- How do I create/edit/manage my DNS records?
- What DNS records do I need for Cortex?
- What about DMARC?
What do DNS records do for Cortex?
For your Cortex integration DNS records enable our click tracking and branded unsubscribe links, establish SPF and DKIM email authorization, and allow for DMARC policies. (Learn more about SPF, DKIM, and DMARC.)
How do I create/edit/manage my DNS records?
DNS records can be set and edited inside your provider's account with relative ease. Instructions for some popular providers are linked below:
|Important: Some DNS providers do not require the domain name (e.g. yourbrand.com) in the Host values below. For example, rs.yourbrand.com should be entered as rs when you add it to your DNS.
What DNS records do I need for Cortex?
You will need 5 CNAME records for your Cortex integration. Examples are shown below:
- rs.yourbrand.com - This enables our click tracking in emails.
- unsub.yourbrand.com - This enables unique unsubscribe links for your brand.
- resci1.yourbrand.com - This enables us to "sign" your emails as an authorized sender.
- ctct1 & ctct2._domainkey.yourbrand.com - These are your Domain Key Identifiers for DKIM validation.
Contact tech support if you do not know your domain key values.
What about DMARC?
DMARC is an optional record that sets policies for Mailbox Providers to follow if any message from an @yourdomain.com email does not pass SPF and DKIM authorizations.
These policies are designed to catch messages pretending to come from your brand (such as phishing attacks). DMARC records can contain varying levels of instruction ranging from "none" (do nothing) to "reject."

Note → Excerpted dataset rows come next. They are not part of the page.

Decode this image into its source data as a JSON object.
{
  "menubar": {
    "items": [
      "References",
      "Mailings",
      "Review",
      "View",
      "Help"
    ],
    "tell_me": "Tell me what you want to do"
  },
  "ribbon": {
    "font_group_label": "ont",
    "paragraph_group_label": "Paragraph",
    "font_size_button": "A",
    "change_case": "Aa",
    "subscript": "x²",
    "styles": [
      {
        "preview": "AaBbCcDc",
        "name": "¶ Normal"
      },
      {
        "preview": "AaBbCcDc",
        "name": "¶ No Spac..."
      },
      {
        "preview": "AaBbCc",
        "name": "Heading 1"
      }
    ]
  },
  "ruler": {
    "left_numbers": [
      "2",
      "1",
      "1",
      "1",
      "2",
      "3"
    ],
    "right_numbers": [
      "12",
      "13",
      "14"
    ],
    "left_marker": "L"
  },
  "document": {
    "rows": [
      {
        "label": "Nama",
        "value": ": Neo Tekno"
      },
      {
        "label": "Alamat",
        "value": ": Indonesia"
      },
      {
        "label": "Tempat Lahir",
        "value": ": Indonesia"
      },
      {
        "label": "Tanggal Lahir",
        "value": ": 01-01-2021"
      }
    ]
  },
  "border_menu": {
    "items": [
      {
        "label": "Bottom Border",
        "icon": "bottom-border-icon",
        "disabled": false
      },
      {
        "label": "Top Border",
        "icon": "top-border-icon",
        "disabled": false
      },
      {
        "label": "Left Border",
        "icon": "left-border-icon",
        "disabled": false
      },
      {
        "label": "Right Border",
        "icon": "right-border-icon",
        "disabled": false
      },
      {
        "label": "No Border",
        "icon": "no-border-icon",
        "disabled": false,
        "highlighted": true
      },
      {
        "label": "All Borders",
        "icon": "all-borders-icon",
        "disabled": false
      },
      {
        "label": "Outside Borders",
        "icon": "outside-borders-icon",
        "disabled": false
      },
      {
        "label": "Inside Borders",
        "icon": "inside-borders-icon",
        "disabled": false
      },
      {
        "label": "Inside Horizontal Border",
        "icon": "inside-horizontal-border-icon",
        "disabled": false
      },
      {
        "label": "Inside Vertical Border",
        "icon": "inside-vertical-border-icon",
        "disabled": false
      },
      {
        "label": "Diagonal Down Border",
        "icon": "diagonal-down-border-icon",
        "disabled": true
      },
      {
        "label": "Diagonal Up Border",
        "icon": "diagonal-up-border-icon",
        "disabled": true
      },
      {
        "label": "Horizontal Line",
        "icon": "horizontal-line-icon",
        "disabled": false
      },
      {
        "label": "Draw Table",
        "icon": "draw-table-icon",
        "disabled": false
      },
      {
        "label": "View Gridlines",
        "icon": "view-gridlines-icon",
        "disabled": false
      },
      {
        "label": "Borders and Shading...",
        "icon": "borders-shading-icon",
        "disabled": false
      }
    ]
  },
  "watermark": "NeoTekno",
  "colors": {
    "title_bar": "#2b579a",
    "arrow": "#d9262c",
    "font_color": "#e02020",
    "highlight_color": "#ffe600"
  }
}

An example record is shown below:
|TXT||_dmarc||v=DMARC1; p=reject?; fo=1|
Most providers will use _dmarc, _dmarc.@, or _dmarc.yourbrand.com for the host.